Content starts

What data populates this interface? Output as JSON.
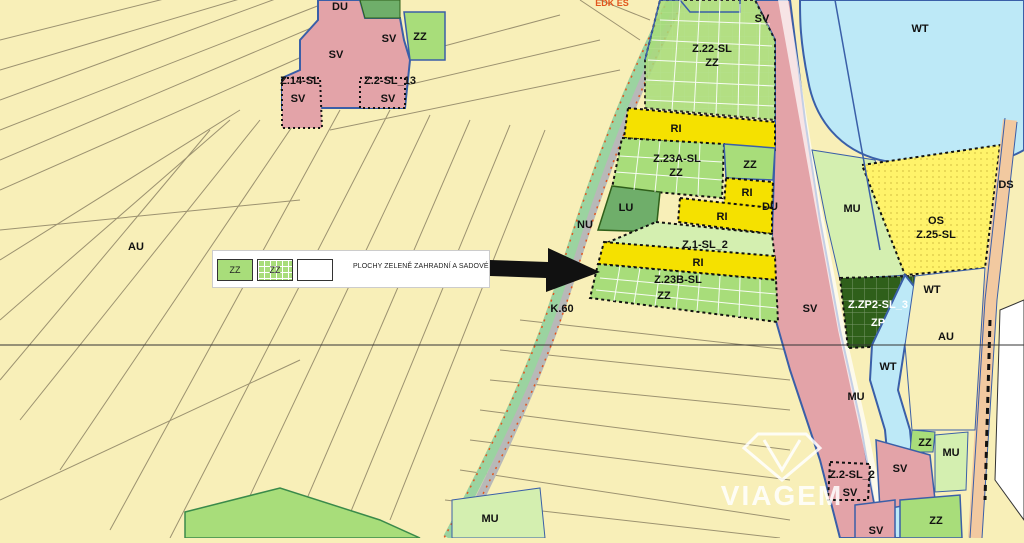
{
  "colors": {
    "agri": "#f8efb8",
    "residential": "#e3a3a8",
    "garden": "#a8dd7a",
    "garden_light": "#d4efb0",
    "individual_rec": "#f5e100",
    "recreation": "#fff36a",
    "water": "#bde9f7",
    "forest": "#6fae6a",
    "protection": "#2f5f1a",
    "boundary": "#3a5fa8"
  },
  "legend": {
    "swatch1_code": "ZZ",
    "swatch2_code": "ZZ",
    "text": "PLOCHY ZELENĚ ZAHRADNÍ A SADOVÉ"
  },
  "labels": {
    "du_top": "DU",
    "sv_a": "SV",
    "sv_b": "SV",
    "zz_a": "ZZ",
    "z14": "Z.14-SL",
    "sv_c": "SV",
    "z2_13": "Z.2-SL_13",
    "sv_d": "SV",
    "sv_top_right": "SV",
    "wt_top": "WT",
    "z22": "Z.22-SL",
    "zz_z22": "ZZ",
    "ri_1": "RI",
    "z23a": "Z.23A-SL",
    "zz_z23a": "ZZ",
    "zz_right": "ZZ",
    "ri_2": "RI",
    "lu": "LU",
    "ri_3": "RI",
    "du_mid": "DU",
    "nu": "NU",
    "z1_2": "Z.1-SL_2",
    "ri_4": "RI",
    "z23b": "Z.23B-SL",
    "zz_z23b": "ZZ",
    "k60": "K.60",
    "au_left": "AU",
    "mu_right": "MU",
    "os": "OS",
    "z25": "Z.25-SL",
    "ds": "DS",
    "sv_mid": "SV",
    "zzp2": "Z.ZP2-SL_3",
    "zp": "ZP",
    "wt_mid": "WT",
    "au_right": "AU",
    "wt_low": "WT",
    "mu_low": "MU",
    "zz_low1": "ZZ",
    "mu_low2": "MU",
    "z2_2": "Z.2-SL_2",
    "sv_low1": "SV",
    "sv_low2": "SV",
    "sv_bottom": "SV",
    "zz_bottom": "ZZ",
    "mu_bottom": "MU",
    "edge_top": "EDK ES"
  },
  "watermark": {
    "text": "VIAGEM"
  }
}
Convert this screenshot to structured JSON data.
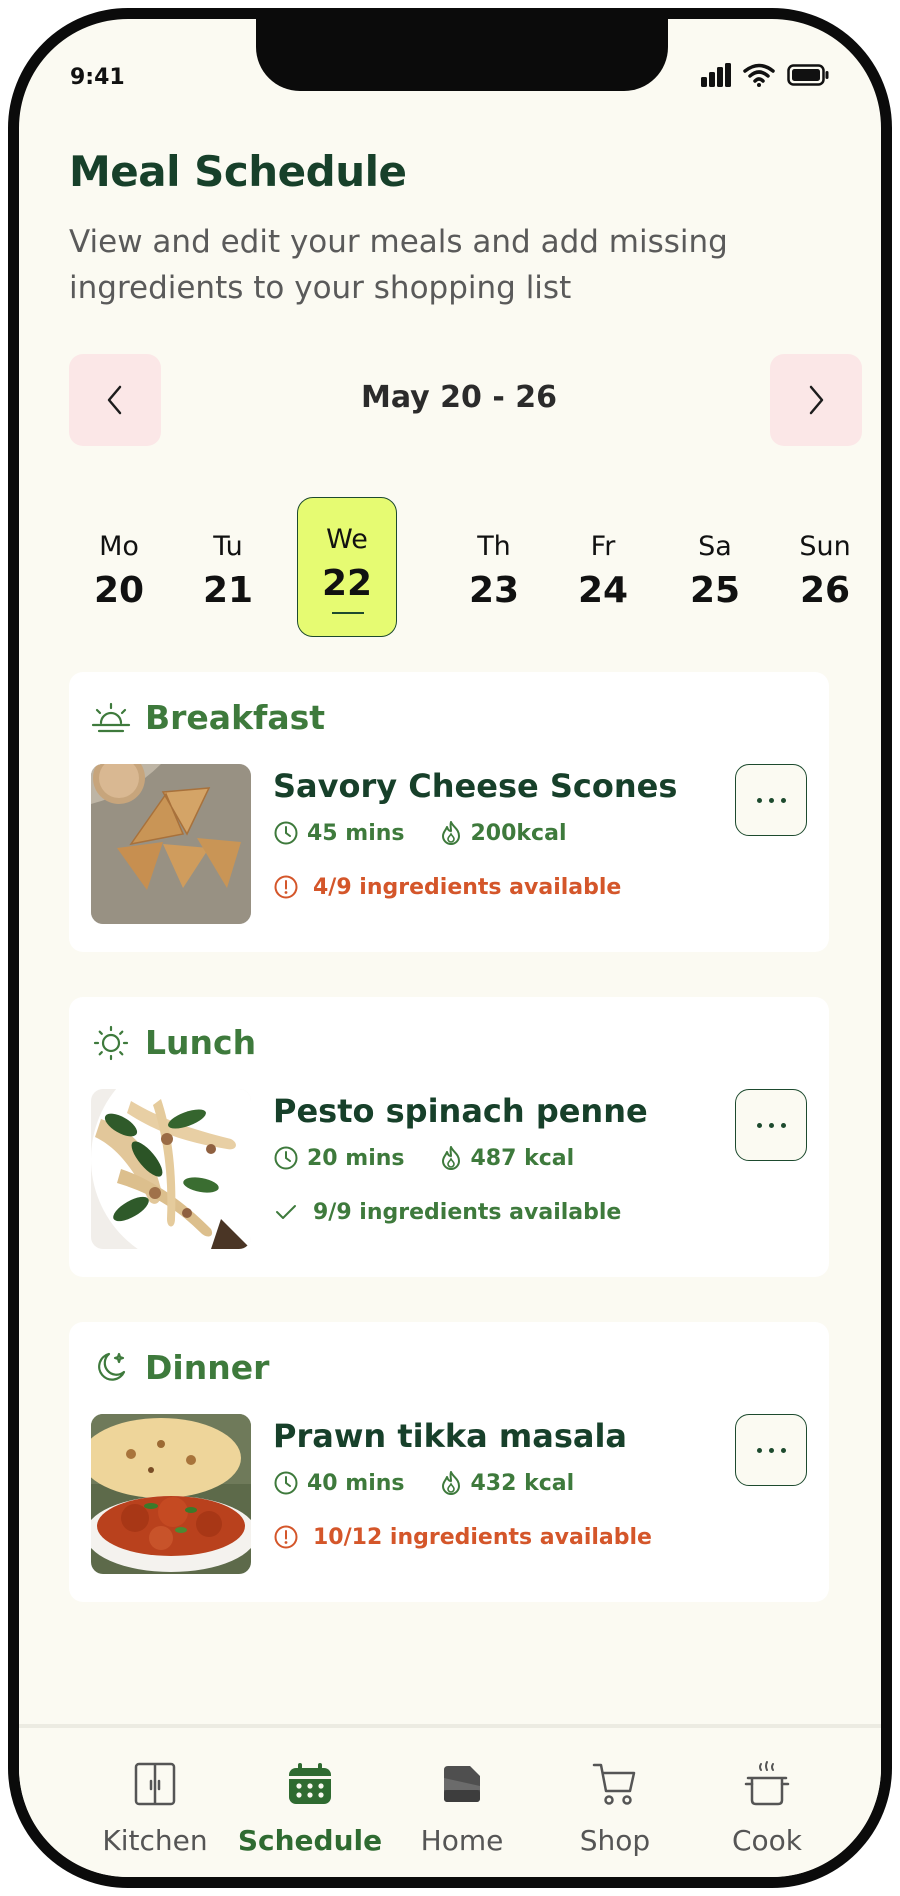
{
  "status": {
    "time": "9:41"
  },
  "header": {
    "title": "Meal Schedule",
    "subtitle": "View and edit your meals and add missing ingredients to your shopping list"
  },
  "week": {
    "label": "May 20 - 26"
  },
  "days": [
    {
      "name": "Mo",
      "date": "20"
    },
    {
      "name": "Tu",
      "date": "21"
    },
    {
      "name": "We",
      "date": "22",
      "selected": true
    },
    {
      "name": "Th",
      "date": "23"
    },
    {
      "name": "Fr",
      "date": "24"
    },
    {
      "name": "Sa",
      "date": "25"
    },
    {
      "name": "Sun",
      "date": "26"
    }
  ],
  "meals": [
    {
      "type": "Breakfast",
      "icon": "sunrise-icon",
      "recipe": "Savory Cheese Scones",
      "time": "45 mins",
      "calories": "200kcal",
      "availability": "4/9 ingredients available",
      "status": "missing"
    },
    {
      "type": "Lunch",
      "icon": "sun-icon",
      "recipe": "Pesto spinach penne",
      "time": "20 mins",
      "calories": "487 kcal",
      "availability": "9/9 ingredients available",
      "status": "complete"
    },
    {
      "type": "Dinner",
      "icon": "moon-stars-icon",
      "recipe": "Prawn tikka masala",
      "time": "40 mins",
      "calories": "432 kcal",
      "availability": "10/12 ingredients available",
      "status": "missing"
    }
  ],
  "tabs": [
    {
      "label": "Kitchen",
      "icon": "cabinet-icon"
    },
    {
      "label": "Schedule",
      "icon": "calendar-icon",
      "active": true
    },
    {
      "label": "Home",
      "icon": "home-icon"
    },
    {
      "label": "Shop",
      "icon": "cart-icon"
    },
    {
      "label": "Cook",
      "icon": "pot-icon"
    }
  ],
  "colors": {
    "background": "#fbfaf2",
    "primary": "#17402a",
    "accent_green": "#3e7a3c",
    "highlight": "#e6fb72",
    "warning": "#d4562a",
    "nav_button": "#fbe7e7"
  }
}
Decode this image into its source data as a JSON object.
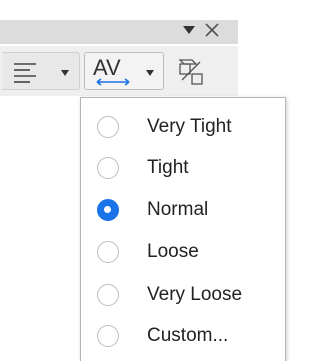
{
  "panel": {
    "menu_icon": "dropdown-arrow-icon",
    "close_icon": "close-icon"
  },
  "toolbar": {
    "buttons": [
      {
        "name": "align-button",
        "icon": "align-lines-icon"
      },
      {
        "name": "character-spacing-button",
        "icon": "character-spacing-icon",
        "text": "AV"
      },
      {
        "name": "transform-button",
        "icon": "transform-icon"
      }
    ]
  },
  "spacing_menu": {
    "options": [
      {
        "label": "Very Tight",
        "checked": false
      },
      {
        "label": "Tight",
        "checked": false
      },
      {
        "label": "Normal",
        "checked": true
      },
      {
        "label": "Loose",
        "checked": false
      },
      {
        "label": "Very Loose",
        "checked": false
      },
      {
        "label": "Custom...",
        "checked": false
      }
    ],
    "accent_color": "#1a73e8"
  }
}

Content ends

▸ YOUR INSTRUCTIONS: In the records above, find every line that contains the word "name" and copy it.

▸ ANSWER AREA:
      "name": "Mo",
      "name": "Tu",
      "name": "We",
      "name": "Th",
      "name": "Fr",
      "name": "Sa",
      "name": "Sun",
        "name": "align-button",
        "name": "character-spacing-button",
        "name": "transform-button",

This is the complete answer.